> [What to produce]:
All records that follow are to be output exactly.

□ □ □ □ □ □ □

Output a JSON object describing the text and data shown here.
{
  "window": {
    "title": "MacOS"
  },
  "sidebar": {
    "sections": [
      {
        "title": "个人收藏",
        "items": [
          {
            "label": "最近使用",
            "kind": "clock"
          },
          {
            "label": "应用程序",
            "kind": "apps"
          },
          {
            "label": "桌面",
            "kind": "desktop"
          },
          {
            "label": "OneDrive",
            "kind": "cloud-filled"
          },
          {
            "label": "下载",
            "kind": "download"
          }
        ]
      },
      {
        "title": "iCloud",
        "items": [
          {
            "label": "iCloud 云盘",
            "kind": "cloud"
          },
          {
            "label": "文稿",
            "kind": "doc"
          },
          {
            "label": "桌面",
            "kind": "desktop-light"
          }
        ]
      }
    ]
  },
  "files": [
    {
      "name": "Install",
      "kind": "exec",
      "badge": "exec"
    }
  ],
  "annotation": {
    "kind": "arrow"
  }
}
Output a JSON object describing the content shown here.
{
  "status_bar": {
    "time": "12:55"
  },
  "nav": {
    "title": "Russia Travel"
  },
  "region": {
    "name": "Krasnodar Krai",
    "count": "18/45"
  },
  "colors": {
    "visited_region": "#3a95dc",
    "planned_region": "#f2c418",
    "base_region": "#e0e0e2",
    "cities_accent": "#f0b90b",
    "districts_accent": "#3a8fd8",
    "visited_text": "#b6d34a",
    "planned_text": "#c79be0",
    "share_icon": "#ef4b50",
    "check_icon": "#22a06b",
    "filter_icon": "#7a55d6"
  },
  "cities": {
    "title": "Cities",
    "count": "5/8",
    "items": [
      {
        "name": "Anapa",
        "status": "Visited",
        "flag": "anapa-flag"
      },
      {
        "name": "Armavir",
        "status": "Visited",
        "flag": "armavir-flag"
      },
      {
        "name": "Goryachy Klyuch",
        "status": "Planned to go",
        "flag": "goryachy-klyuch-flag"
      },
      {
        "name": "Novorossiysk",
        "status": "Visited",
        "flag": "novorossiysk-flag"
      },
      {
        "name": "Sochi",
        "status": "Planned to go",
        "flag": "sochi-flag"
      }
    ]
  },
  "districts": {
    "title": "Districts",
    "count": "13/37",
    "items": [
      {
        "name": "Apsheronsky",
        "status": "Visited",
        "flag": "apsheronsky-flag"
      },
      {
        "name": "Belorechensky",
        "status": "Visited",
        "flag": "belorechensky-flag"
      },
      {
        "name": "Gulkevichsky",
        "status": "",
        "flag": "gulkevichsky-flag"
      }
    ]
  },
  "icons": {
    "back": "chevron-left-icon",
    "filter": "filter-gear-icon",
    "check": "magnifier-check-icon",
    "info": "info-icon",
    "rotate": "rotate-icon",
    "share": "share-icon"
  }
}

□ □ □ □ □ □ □

> [Solution below]:
Output a JSON object describing the text and data shown here.
{
  "window": {
    "title": "MacOS"
  },
  "sidebar": {
    "sections": [
      {
        "title": "个人收藏",
        "items": [
          {
            "label": "最近使用",
            "kind": "clock"
          },
          {
            "label": "应用程序",
            "kind": "apps"
          },
          {
            "label": "桌面",
            "kind": "desktop"
          },
          {
            "label": "OneDrive",
            "kind": "cloud-filled"
          },
          {
            "label": "下载",
            "kind": "download"
          }
        ]
      },
      {
        "title": "iCloud",
        "items": [
          {
            "label": "iCloud 云盘",
            "kind": "cloud"
          },
          {
            "label": "文稿",
            "kind": "doc"
          },
          {
            "label": "桌面",
            "kind": "desktop-light"
          }
        ]
      }
    ]
  },
  "files": [
    {
      "name": "Install",
      "kind": "exec",
      "badge": "exec"
    }
  ],
  "annotation": {
    "kind": "arrow"
  }
}
Output a JSON object describing the content shown here.
{
  "status_bar": {
    "time": "12:55"
  },
  "nav": {
    "title": "Russia Travel"
  },
  "region": {
    "name": "Krasnodar Krai",
    "count": "18/45"
  },
  "colors": {
    "visited_region": "#3a95dc",
    "planned_region": "#f2c418",
    "base_region": "#e0e0e2",
    "cities_accent": "#f0b90b",
    "districts_accent": "#3a8fd8",
    "visited_text": "#b6d34a",
    "planned_text": "#c79be0",
    "share_icon": "#ef4b50",
    "check_icon": "#22a06b",
    "filter_icon": "#7a55d6"
  },
  "cities": {
    "title": "Cities",
    "count": "5/8",
    "items": [
      {
        "name": "Anapa",
        "status": "Visited",
        "flag": "anapa-flag"
      },
      {
        "name": "Armavir",
        "status": "Visited",
        "flag": "armavir-flag"
      },
      {
        "name": "Goryachy Klyuch",
        "status": "Planned to go",
        "flag": "goryachy-klyuch-flag"
      },
      {
        "name": "Novorossiysk",
        "status": "Visited",
        "flag": "novorossiysk-flag"
      },
      {
        "name": "Sochi",
        "status": "Planned to go",
        "flag": "sochi-flag"
      }
    ]
  },
  "districts": {
    "title": "Districts",
    "count": "13/37",
    "items": [
      {
        "name": "Apsheronsky",
        "status": "Visited",
        "flag": "apsheronsky-flag"
      },
      {
        "name": "Belorechensky",
        "status": "Visited",
        "flag": "belorechensky-flag"
      },
      {
        "name": "Gulkevichsky",
        "status": "",
        "flag": "gulkevichsky-flag"
      }
    ]
  },
  "icons": {
    "back": "chevron-left-icon",
    "filter": "filter-gear-icon",
    "check": "magnifier-check-icon",
    "info": "info-icon",
    "rotate": "rotate-icon",
    "share": "share-icon"
  }
}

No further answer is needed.